■ What the task requires
Say how many lines of the entries below include "false", giving nothing but that number.

*-*-*

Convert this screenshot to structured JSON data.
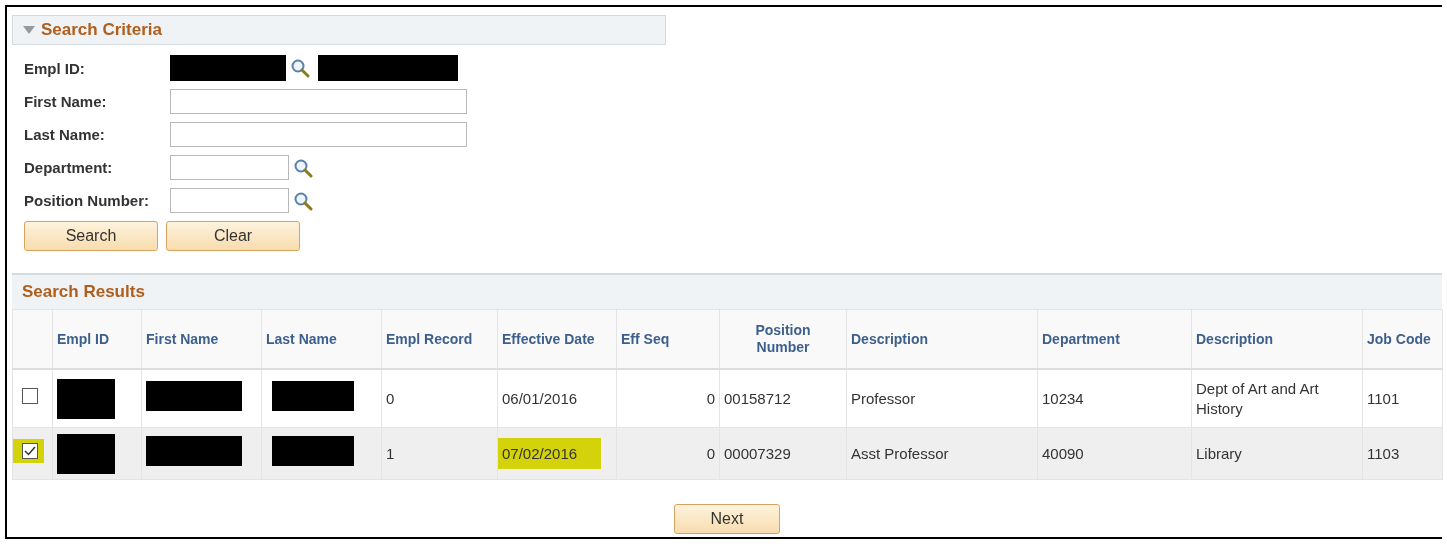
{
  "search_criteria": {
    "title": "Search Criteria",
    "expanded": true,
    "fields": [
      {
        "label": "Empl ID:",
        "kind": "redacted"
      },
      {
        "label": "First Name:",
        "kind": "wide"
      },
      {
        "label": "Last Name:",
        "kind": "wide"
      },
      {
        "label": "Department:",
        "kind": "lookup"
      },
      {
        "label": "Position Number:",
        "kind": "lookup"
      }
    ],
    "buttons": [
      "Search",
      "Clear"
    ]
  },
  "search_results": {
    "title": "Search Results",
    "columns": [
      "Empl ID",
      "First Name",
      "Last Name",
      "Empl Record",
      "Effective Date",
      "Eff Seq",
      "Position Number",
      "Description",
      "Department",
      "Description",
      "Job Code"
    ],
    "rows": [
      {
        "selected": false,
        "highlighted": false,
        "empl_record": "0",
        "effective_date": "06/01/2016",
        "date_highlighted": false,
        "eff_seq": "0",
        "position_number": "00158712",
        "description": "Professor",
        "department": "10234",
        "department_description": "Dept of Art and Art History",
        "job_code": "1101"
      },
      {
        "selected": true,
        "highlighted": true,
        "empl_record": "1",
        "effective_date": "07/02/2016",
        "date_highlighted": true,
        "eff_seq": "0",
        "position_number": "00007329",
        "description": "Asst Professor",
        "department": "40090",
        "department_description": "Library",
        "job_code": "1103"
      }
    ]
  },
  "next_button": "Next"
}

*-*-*

■ Answer to this task
3